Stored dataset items
= Beginning of Section =

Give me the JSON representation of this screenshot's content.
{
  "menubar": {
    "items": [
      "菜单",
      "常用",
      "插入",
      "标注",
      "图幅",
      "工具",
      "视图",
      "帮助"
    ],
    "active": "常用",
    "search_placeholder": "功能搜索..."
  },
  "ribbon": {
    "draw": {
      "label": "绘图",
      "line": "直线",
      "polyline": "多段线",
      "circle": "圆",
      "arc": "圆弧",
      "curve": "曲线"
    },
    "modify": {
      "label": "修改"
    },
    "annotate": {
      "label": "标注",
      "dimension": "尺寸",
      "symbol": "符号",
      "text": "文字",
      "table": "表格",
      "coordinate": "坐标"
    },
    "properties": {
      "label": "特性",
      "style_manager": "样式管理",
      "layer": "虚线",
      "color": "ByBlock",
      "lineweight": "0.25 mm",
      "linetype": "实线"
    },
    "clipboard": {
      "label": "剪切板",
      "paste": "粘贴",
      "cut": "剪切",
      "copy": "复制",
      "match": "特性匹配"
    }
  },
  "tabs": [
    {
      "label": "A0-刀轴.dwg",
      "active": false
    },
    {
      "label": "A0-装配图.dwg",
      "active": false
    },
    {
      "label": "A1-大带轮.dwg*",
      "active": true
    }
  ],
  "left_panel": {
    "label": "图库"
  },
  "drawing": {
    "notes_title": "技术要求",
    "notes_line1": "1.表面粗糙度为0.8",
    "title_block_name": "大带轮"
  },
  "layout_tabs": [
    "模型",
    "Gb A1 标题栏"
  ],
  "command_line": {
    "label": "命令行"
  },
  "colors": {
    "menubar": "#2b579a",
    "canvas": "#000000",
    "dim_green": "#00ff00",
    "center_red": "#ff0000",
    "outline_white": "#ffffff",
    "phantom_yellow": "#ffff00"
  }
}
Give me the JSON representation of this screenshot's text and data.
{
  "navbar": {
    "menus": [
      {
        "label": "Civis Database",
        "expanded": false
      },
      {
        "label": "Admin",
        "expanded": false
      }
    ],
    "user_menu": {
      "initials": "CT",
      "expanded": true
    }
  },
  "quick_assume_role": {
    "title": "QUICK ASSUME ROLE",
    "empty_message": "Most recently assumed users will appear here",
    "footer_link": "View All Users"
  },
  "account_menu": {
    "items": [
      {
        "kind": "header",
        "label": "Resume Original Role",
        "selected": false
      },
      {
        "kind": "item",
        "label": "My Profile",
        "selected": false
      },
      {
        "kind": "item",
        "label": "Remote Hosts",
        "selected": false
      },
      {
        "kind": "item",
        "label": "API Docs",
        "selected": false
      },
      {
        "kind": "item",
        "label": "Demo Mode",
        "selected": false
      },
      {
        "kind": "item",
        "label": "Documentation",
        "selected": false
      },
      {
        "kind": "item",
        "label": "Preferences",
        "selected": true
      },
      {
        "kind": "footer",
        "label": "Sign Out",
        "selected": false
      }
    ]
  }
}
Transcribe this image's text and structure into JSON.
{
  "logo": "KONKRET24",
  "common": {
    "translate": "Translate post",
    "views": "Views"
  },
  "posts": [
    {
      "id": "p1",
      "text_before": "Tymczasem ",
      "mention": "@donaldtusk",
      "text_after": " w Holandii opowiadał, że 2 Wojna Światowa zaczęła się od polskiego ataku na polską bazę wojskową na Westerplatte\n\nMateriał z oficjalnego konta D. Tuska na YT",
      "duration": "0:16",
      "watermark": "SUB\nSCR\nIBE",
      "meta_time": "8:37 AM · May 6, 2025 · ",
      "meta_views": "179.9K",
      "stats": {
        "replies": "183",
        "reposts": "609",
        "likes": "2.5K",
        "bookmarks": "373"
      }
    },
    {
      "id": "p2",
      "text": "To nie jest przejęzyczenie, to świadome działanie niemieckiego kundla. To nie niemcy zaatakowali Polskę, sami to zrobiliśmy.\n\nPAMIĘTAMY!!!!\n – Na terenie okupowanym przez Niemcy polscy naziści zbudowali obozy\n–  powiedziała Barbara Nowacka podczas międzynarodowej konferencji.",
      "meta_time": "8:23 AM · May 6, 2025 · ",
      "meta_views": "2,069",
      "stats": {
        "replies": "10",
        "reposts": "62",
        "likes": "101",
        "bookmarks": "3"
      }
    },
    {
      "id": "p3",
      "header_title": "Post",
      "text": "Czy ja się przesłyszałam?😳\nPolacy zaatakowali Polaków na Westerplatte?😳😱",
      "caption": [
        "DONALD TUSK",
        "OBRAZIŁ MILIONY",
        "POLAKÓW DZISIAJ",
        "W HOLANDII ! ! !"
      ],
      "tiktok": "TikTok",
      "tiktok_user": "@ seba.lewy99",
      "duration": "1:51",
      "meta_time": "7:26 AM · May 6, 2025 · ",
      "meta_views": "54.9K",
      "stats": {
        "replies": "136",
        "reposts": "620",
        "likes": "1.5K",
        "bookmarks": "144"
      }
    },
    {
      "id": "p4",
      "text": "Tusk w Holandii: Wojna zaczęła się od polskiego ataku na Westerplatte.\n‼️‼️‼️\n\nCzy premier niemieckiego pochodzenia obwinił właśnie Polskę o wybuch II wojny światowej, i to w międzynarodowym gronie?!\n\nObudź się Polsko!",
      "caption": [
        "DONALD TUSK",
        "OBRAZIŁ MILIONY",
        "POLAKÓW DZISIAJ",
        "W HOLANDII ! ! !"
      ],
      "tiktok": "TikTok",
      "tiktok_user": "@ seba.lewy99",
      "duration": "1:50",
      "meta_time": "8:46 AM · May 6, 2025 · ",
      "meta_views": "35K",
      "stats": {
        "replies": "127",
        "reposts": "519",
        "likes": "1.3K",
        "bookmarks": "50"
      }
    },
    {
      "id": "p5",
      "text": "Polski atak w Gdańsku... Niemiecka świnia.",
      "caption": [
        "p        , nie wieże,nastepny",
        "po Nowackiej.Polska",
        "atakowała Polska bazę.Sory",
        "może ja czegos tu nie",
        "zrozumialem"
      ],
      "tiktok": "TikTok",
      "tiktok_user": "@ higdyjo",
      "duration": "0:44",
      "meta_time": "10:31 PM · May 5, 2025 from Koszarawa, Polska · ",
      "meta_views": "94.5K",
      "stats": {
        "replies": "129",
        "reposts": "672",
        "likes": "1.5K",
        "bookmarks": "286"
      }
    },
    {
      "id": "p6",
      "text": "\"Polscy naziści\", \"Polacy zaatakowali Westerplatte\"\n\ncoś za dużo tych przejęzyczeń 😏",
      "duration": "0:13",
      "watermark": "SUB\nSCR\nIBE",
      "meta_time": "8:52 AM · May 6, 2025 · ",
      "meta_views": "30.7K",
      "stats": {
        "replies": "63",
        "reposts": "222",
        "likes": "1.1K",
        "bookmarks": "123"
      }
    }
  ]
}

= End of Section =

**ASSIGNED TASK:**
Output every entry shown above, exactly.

**ANSWER FOR THE TASK:**
Give me the JSON representation of this screenshot's content.
{
  "menubar": {
    "items": [
      "菜单",
      "常用",
      "插入",
      "标注",
      "图幅",
      "工具",
      "视图",
      "帮助"
    ],
    "active": "常用",
    "search_placeholder": "功能搜索..."
  },
  "ribbon": {
    "draw": {
      "label": "绘图",
      "line": "直线",
      "polyline": "多段线",
      "circle": "圆",
      "arc": "圆弧",
      "curve": "曲线"
    },
    "modify": {
      "label": "修改"
    },
    "annotate": {
      "label": "标注",
      "dimension": "尺寸",
      "symbol": "符号",
      "text": "文字",
      "table": "表格",
      "coordinate": "坐标"
    },
    "properties": {
      "label": "特性",
      "style_manager": "样式管理",
      "layer": "虚线",
      "color": "ByBlock",
      "lineweight": "0.25 mm",
      "linetype": "实线"
    },
    "clipboard": {
      "label": "剪切板",
      "paste": "粘贴",
      "cut": "剪切",
      "copy": "复制",
      "match": "特性匹配"
    }
  },
  "tabs": [
    {
      "label": "A0-刀轴.dwg",
      "active": false
    },
    {
      "label": "A0-装配图.dwg",
      "active": false
    },
    {
      "label": "A1-大带轮.dwg*",
      "active": true
    }
  ],
  "left_panel": {
    "label": "图库"
  },
  "drawing": {
    "notes_title": "技术要求",
    "notes_line1": "1.表面粗糙度为0.8",
    "title_block_name": "大带轮"
  },
  "layout_tabs": [
    "模型",
    "Gb A1 标题栏"
  ],
  "command_line": {
    "label": "命令行"
  },
  "colors": {
    "menubar": "#2b579a",
    "canvas": "#000000",
    "dim_green": "#00ff00",
    "center_red": "#ff0000",
    "outline_white": "#ffffff",
    "phantom_yellow": "#ffff00"
  }
}
Give me the JSON representation of this screenshot's text and data.
{
  "navbar": {
    "menus": [
      {
        "label": "Civis Database",
        "expanded": false
      },
      {
        "label": "Admin",
        "expanded": false
      }
    ],
    "user_menu": {
      "initials": "CT",
      "expanded": true
    }
  },
  "quick_assume_role": {
    "title": "QUICK ASSUME ROLE",
    "empty_message": "Most recently assumed users will appear here",
    "footer_link": "View All Users"
  },
  "account_menu": {
    "items": [
      {
        "kind": "header",
        "label": "Resume Original Role",
        "selected": false
      },
      {
        "kind": "item",
        "label": "My Profile",
        "selected": false
      },
      {
        "kind": "item",
        "label": "Remote Hosts",
        "selected": false
      },
      {
        "kind": "item",
        "label": "API Docs",
        "selected": false
      },
      {
        "kind": "item",
        "label": "Demo Mode",
        "selected": false
      },
      {
        "kind": "item",
        "label": "Documentation",
        "selected": false
      },
      {
        "kind": "item",
        "label": "Preferences",
        "selected": true
      },
      {
        "kind": "footer",
        "label": "Sign Out",
        "selected": false
      }
    ]
  }
}
Transcribe this image's text and structure into JSON.
{
  "logo": "KONKRET24",
  "common": {
    "translate": "Translate post",
    "views": "Views"
  },
  "posts": [
    {
      "id": "p1",
      "text_before": "Tymczasem ",
      "mention": "@donaldtusk",
      "text_after": " w Holandii opowiadał, że 2 Wojna Światowa zaczęła się od polskiego ataku na polską bazę wojskową na Westerplatte\n\nMateriał z oficjalnego konta D. Tuska na YT",
      "duration": "0:16",
      "watermark": "SUB\nSCR\nIBE",
      "meta_time": "8:37 AM · May 6, 2025 · ",
      "meta_views": "179.9K",
      "stats": {
        "replies": "183",
        "reposts": "609",
        "likes": "2.5K",
        "bookmarks": "373"
      }
    },
    {
      "id": "p2",
      "text": "To nie jest przejęzyczenie, to świadome działanie niemieckiego kundla. To nie niemcy zaatakowali Polskę, sami to zrobiliśmy.\n\nPAMIĘTAMY!!!!\n – Na terenie okupowanym przez Niemcy polscy naziści zbudowali obozy\n–  powiedziała Barbara Nowacka podczas międzynarodowej konferencji.",
      "meta_time": "8:23 AM · May 6, 2025 · ",
      "meta_views": "2,069",
      "stats": {
        "replies": "10",
        "reposts": "62",
        "likes": "101",
        "bookmarks": "3"
      }
    },
    {
      "id": "p3",
      "header_title": "Post",
      "text": "Czy ja się przesłyszałam?😳\nPolacy zaatakowali Polaków na Westerplatte?😳😱",
      "caption": [
        "DONALD TUSK",
        "OBRAZIŁ MILIONY",
        "POLAKÓW DZISIAJ",
        "W HOLANDII ! ! !"
      ],
      "tiktok": "TikTok",
      "tiktok_user": "@ seba.lewy99",
      "duration": "1:51",
      "meta_time": "7:26 AM · May 6, 2025 · ",
      "meta_views": "54.9K",
      "stats": {
        "replies": "136",
        "reposts": "620",
        "likes": "1.5K",
        "bookmarks": "144"
      }
    },
    {
      "id": "p4",
      "text": "Tusk w Holandii: Wojna zaczęła się od polskiego ataku na Westerplatte.\n‼️‼️‼️\n\nCzy premier niemieckiego pochodzenia obwinił właśnie Polskę o wybuch II wojny światowej, i to w międzynarodowym gronie?!\n\nObudź się Polsko!",
      "caption": [
        "DONALD TUSK",
        "OBRAZIŁ MILIONY",
        "POLAKÓW DZISIAJ",
        "W HOLANDII ! ! !"
      ],
      "tiktok": "TikTok",
      "tiktok_user": "@ seba.lewy99",
      "duration": "1:50",
      "meta_time": "8:46 AM · May 6, 2025 · ",
      "meta_views": "35K",
      "stats": {
        "replies": "127",
        "reposts": "519",
        "likes": "1.3K",
        "bookmarks": "50"
      }
    },
    {
      "id": "p5",
      "text": "Polski atak w Gdańsku... Niemiecka świnia.",
      "caption": [
        "p        , nie wieże,nastepny",
        "po Nowackiej.Polska",
        "atakowała Polska bazę.Sory",
        "może ja czegos tu nie",
        "zrozumialem"
      ],
      "tiktok": "TikTok",
      "tiktok_user": "@ higdyjo",
      "duration": "0:44",
      "meta_time": "10:31 PM · May 5, 2025 from Koszarawa, Polska · ",
      "meta_views": "94.5K",
      "stats": {
        "replies": "129",
        "reposts": "672",
        "likes": "1.5K",
        "bookmarks": "286"
      }
    },
    {
      "id": "p6",
      "text": "\"Polscy naziści\", \"Polacy zaatakowali Westerplatte\"\n\ncoś za dużo tych przejęzyczeń 😏",
      "duration": "0:13",
      "watermark": "SUB\nSCR\nIBE",
      "meta_time": "8:52 AM · May 6, 2025 · ",
      "meta_views": "30.7K",
      "stats": {
        "replies": "63",
        "reposts": "222",
        "likes": "1.1K",
        "bookmarks": "123"
      }
    }
  ]
}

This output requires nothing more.